In scientific studies examining the consequences of long-term meth exposure, concern has arisen over its toxic effects on the brain. Researchers report that as much as 50% of the dopamine-producing cells in the brain can be damaged after prolonged exposure to relatively low levels of meth. Serotonin-containing nerve cells may be damaged even more extensively. Whether this toxicity is related to the psychosis seen in some long-term meth abusers is still an open question. Over time, meth appears to cause reduced levels of dopamine, which can result in symptoms similar to those of Parkinson’s disease, a severe movement disorder.

Animal research shows that high doses of meth damage neuron cell endings. Dopamine- and serotonin-containing neurons do not die after meth use, but their nerve endings (terminals) are cut back, and regrowth appears to be limited.

Eroding the Mind
In this brain scan of a meth abuser, the areas in red show the highest damage, with the blue shades marking areas with the least.

click image to enlarge

The central nervous system (CNS) actions that result from taking even small amounts of meth include increased wakefulness, increased physical activity, decreased appetite, increased respiration, hypothermia, and euphoria. Other CNS effects include irritability, insomnia, confusion, tremors, convulsions, anxiety, paranoia, and aggressiveness. Hypothermia and convulsions can result in death.

Brain damage from chronic meth abuse is equal or greater than the gray matter deficits found in patients with dementia or schizophrenia. A recent study from the Univ. of California at Los Angeles shows that meth abusers had 11% less gray matter than the non-abuser.

When injected into the blood stream, meth travels directly to the heart causing a high feeling within about 30 seconds. Physical effects can include constriction of veins and arteries which reduces blood flow and increases blood pressure, increased body temperature, faster heartbeat, and possible blood clotting.

Other dangers of use include risk of arrhythmia (heart out of rhythm), heart attacks, and cardiovascular collapse—all potentially deadly effects.

The ingredients used to make meth can actually block the lungs blood vessels. Long term use can permanently reduce the amount of air the lungs are able to take in.
Using meth slows down the digestive tract as well as the breakdown of food. This results in feeling less hungry and thirsty. Dangers include extreme anorexia, constipation, diarrhea, dehydration, malnutrition, and cramping.
The liver breaks down meth into simpler components. The liver however, cannot break down large amounts of toxic substances at the same time. Meth competes with other poisons in the body awaiting removal. When this happens, toxic substances are allowed into the blood stream which can cause dangerous drug interactions and overdose. Dangers include heart attack, stroke, coma, and/or death.

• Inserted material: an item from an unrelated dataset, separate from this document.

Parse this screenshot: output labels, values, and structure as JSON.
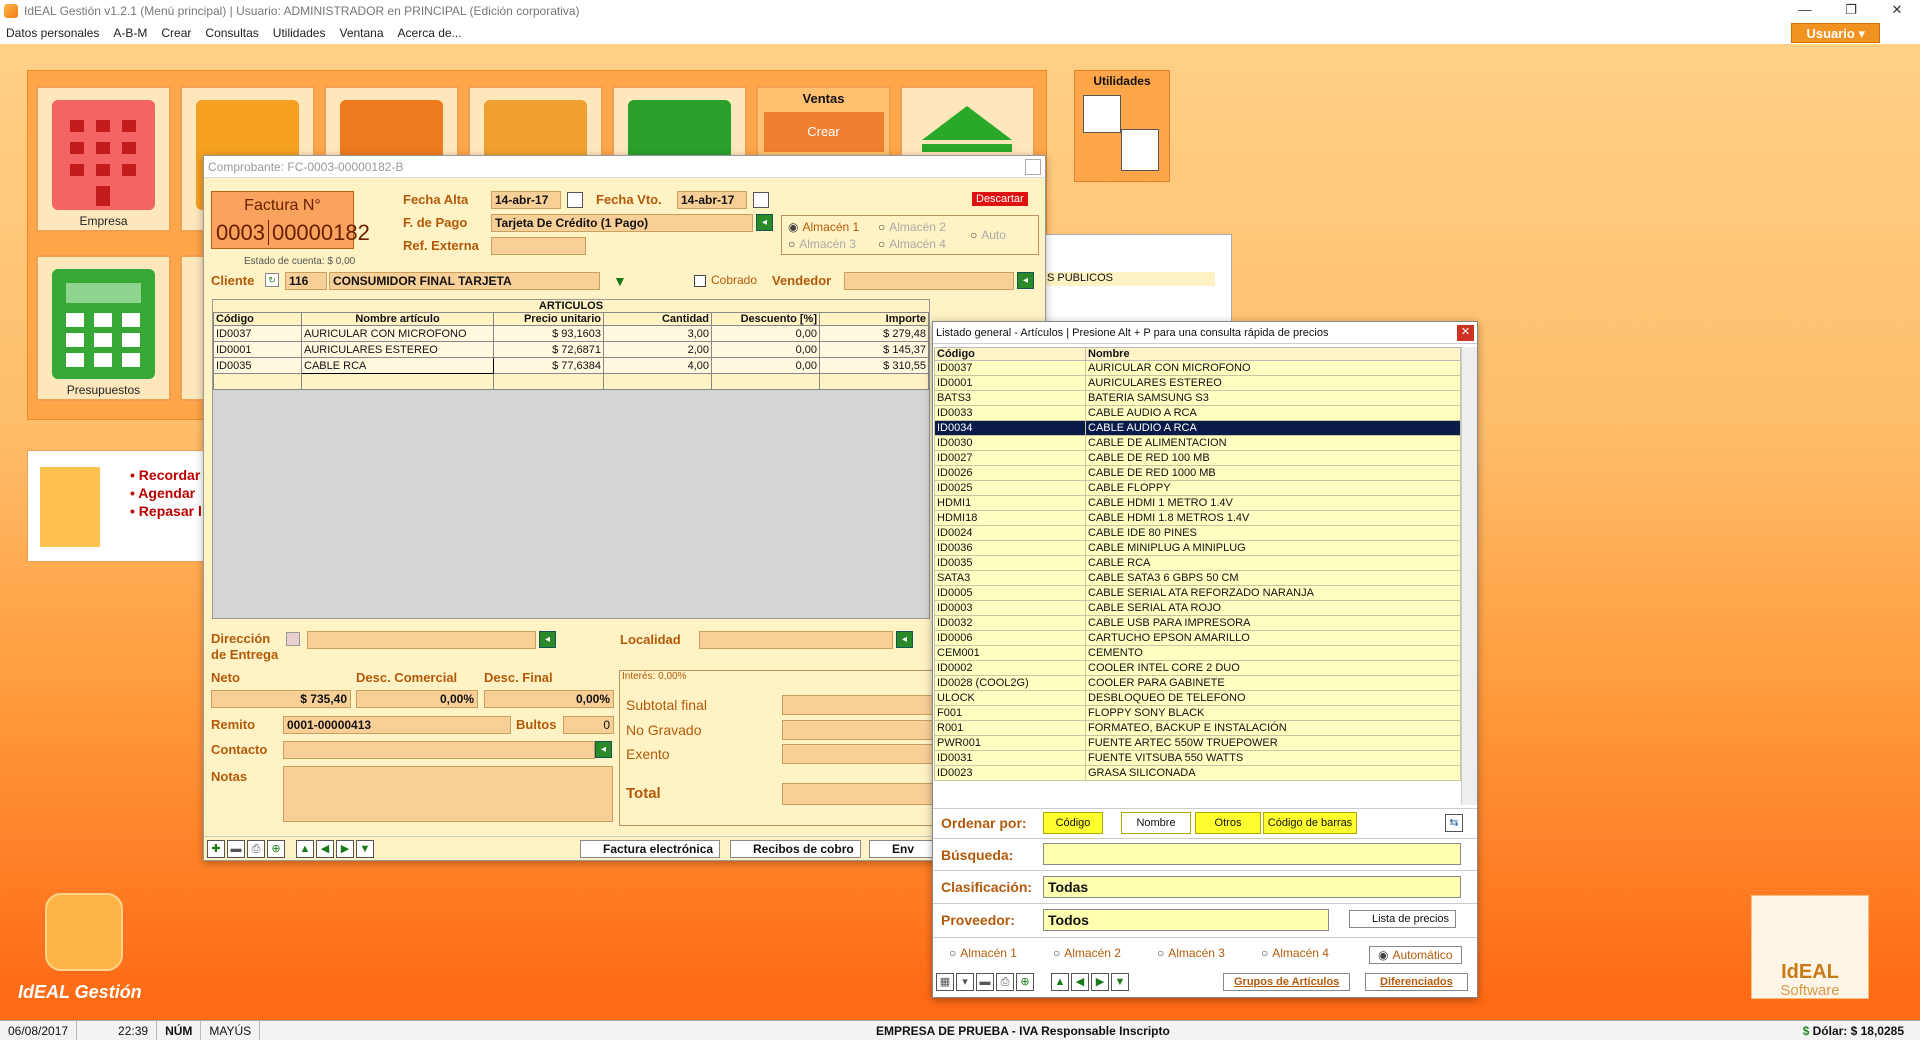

The kidneys filter blood by excreting liquid waste. Meth constricts the blood vessels of the kidneys so that less urine is excreted. As a result, toxic wastes are allowed back into the body. Toxic blood in the brain can cause headaches and mental confusion. Long term use may cause bladder infections and inflamed kidneys.
Dry mouth is frequently experienced when taking meth. This is a physical effect where less saliva and more acid is produced in the mouth. These acids can cause meth mouth, characterized by severe tooth decay, gum disease, bone and tooth loss.

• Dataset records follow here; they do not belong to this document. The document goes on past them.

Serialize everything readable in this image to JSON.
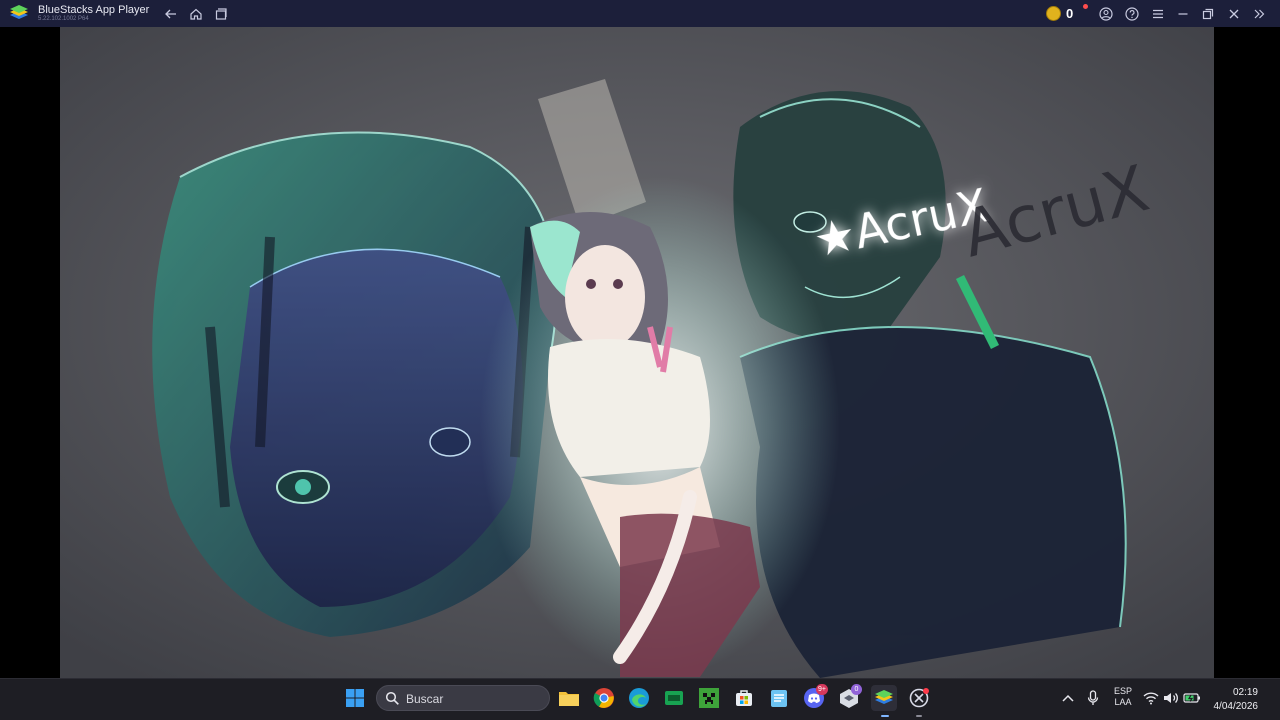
{
  "window": {
    "title": "BlueStacks App Player",
    "version": "5.22.102.1002 P64",
    "coin_count": "0",
    "icons": [
      "back-icon",
      "home-icon",
      "multi-instance-icon",
      "coin-icon",
      "account-icon",
      "help-icon",
      "menu-icon",
      "minimize-icon",
      "restore-icon",
      "close-icon",
      "collapse-sidebar-icon"
    ]
  },
  "game": {
    "signature": "★AcruX",
    "signature_echo": "AcruX"
  },
  "taskbar": {
    "search_placeholder": "Buscar",
    "apps": [
      "windows-start",
      "file-explorer",
      "chrome",
      "edge",
      "xbox-app",
      "minecraft",
      "microsoft-store",
      "notepad",
      "discord",
      "virtualbox",
      "bluestacks",
      "bluestacks-x"
    ],
    "discord_badge": "9+",
    "virtualbox_badge": "0",
    "language_line1": "ESP",
    "language_line2": "LAA",
    "time": "02:19",
    "date": "4/04/2026"
  },
  "colors": {
    "titlebar": "#1c1f3a",
    "taskbar": "#1e1e24",
    "accent_teal": "#4fd1b5",
    "coin": "#e0b21d"
  }
}
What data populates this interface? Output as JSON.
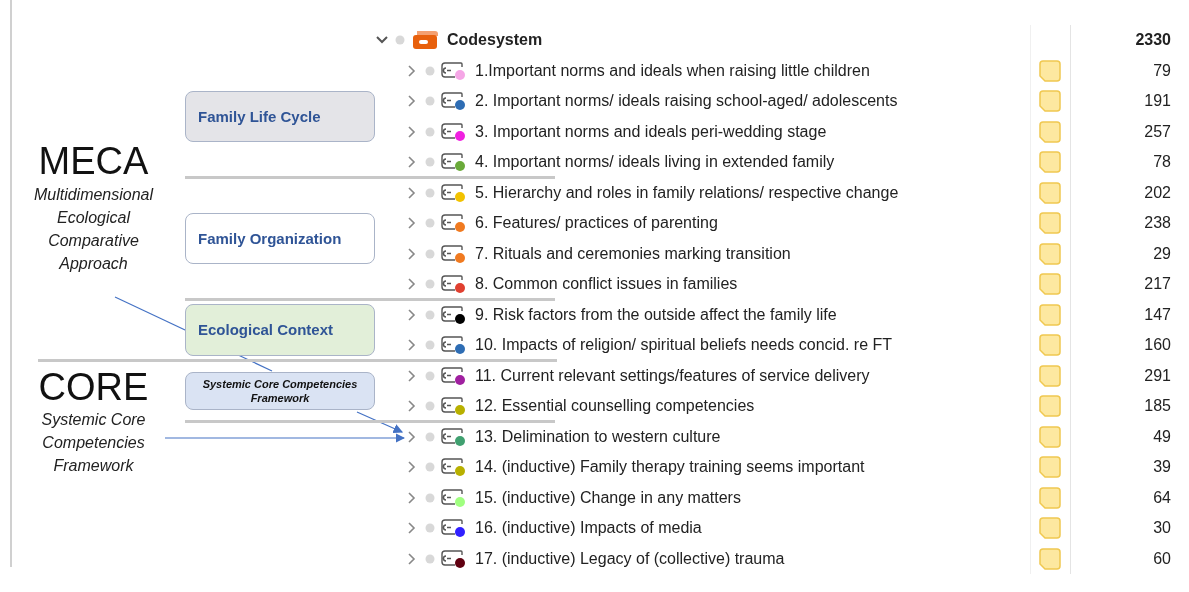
{
  "root": {
    "label": "Codesystem",
    "count": "2330",
    "expanded": true
  },
  "frameworks": [
    {
      "title": "MECA",
      "subtitle": "Multidimensional Ecological Comparative Approach",
      "groups": [
        {
          "category": {
            "label": "Family Life Cycle",
            "kind": "heading",
            "color": "#e4e4e8"
          },
          "codes": [
            {
              "label": "1.Important norms and ideals when raising little children",
              "color": "#f5a6e6",
              "count": "79",
              "memo": true
            },
            {
              "label": "2. Important norms/ ideals raising school-aged/ adolescents",
              "color": "#2e6db4",
              "count": "191",
              "memo": true
            },
            {
              "label": "3. Important norms and ideals peri-wedding stage",
              "color": "#f020e0",
              "count": "257",
              "memo": true
            },
            {
              "label": "4. Important norms/ ideals living in extended family",
              "color": "#6aaa3a",
              "count": "78",
              "memo": true
            }
          ]
        },
        {
          "category": {
            "label": "Family Organization",
            "kind": "heading",
            "color": "#ffffff"
          },
          "codes": [
            {
              "label": "5. Hierarchy and roles in family relations/ respective change",
              "color": "#f2c200",
              "count": "202",
              "memo": true
            },
            {
              "label": "6. Features/ practices of parenting",
              "color": "#f07a20",
              "count": "238",
              "memo": true
            },
            {
              "label": "7. Rituals and ceremonies marking transition",
              "color": "#f07a20",
              "count": "29",
              "memo": true
            },
            {
              "label": "8. Common conflict issues in families",
              "color": "#e04030",
              "count": "217",
              "memo": true
            }
          ]
        },
        {
          "category": {
            "label": "Ecological Context",
            "kind": "heading",
            "color": "#e2efd9"
          },
          "codes": [
            {
              "label": "9. Risk factors from the outside affect the family life",
              "color": "#000000",
              "count": "147",
              "memo": true
            },
            {
              "label": "10. Impacts of religion/ spiritual beliefs needs concid. re FT",
              "color": "#2e6db4",
              "count": "160",
              "memo": true
            }
          ]
        }
      ]
    },
    {
      "title": "CORE",
      "subtitle": "Systemic Core Competencies Framework",
      "groups": [
        {
          "category": {
            "label": "Systemic Core Competencies Framework",
            "kind": "caption",
            "color": "#dae3f3"
          },
          "codes": [
            {
              "label": "11. Current relevant settings/features of service delivery",
              "color": "#a020a0",
              "count": "291",
              "memo": true
            },
            {
              "label": "12. Essential counselling competencies",
              "color": "#b8b000",
              "count": "185",
              "memo": true
            }
          ]
        },
        {
          "codes": [
            {
              "label": "13. Delimination to western culture",
              "color": "#40a070",
              "count": "49",
              "memo": true
            },
            {
              "label": "14. (inductive) Family therapy training seems important",
              "color": "#b8b000",
              "count": "39",
              "memo": true
            },
            {
              "label": "15. (inductive) Change in any matters",
              "color": "#a0ff80",
              "count": "64",
              "memo": true
            },
            {
              "label": "16. (inductive) Impacts of media",
              "color": "#3020ff",
              "count": "30",
              "memo": true
            },
            {
              "label": "17. (inductive) Legacy of (collective) trauma",
              "color": "#600010",
              "count": "60",
              "memo": true
            }
          ]
        }
      ]
    }
  ]
}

The Faces of Addiction

The downward spiral due to meth addiction as seen through jail booking photos.
A frequent face in the New York City jail, this college graduate now has a resume
full of Prostitution, Possession, and Drug Dealing Convictions.

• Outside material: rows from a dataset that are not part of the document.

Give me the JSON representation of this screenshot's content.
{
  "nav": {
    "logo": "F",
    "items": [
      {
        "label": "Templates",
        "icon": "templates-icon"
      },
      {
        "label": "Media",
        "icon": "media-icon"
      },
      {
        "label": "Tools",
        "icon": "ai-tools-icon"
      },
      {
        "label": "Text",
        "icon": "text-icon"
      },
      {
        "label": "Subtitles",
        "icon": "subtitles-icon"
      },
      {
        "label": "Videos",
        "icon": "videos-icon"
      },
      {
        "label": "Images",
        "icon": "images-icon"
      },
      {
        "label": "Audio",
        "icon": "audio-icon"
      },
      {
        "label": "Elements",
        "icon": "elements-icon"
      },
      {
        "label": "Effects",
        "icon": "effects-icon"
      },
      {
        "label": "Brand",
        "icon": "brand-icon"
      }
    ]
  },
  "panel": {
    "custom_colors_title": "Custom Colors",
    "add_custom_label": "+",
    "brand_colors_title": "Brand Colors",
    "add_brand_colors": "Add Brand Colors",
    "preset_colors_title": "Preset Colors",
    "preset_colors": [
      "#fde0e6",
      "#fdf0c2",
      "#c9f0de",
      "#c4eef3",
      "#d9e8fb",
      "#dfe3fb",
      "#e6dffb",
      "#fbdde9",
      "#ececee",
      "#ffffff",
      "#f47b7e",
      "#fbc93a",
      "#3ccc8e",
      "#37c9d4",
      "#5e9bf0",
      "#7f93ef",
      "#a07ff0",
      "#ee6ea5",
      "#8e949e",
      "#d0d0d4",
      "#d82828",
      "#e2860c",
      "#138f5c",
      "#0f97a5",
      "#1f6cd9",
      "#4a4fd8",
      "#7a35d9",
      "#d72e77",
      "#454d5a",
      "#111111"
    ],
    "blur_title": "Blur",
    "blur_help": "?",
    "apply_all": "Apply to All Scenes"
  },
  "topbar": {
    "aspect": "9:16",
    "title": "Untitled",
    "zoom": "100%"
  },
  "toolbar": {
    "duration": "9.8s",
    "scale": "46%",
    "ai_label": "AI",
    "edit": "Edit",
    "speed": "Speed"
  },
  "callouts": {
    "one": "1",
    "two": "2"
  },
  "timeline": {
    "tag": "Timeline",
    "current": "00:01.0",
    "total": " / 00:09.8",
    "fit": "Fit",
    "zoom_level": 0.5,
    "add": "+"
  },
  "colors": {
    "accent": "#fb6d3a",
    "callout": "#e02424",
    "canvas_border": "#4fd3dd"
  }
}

NIDA Infofacts: Methamphetamine, National Institute on Drug Abuse, May 2005
Thompson PM, Hayashi KM, Simon SL, et al. (June 2004) Structual abnormalities in the brains of human subjects who use methamphetamine. The Journal of Neuroscience 24(26): 6028-6036.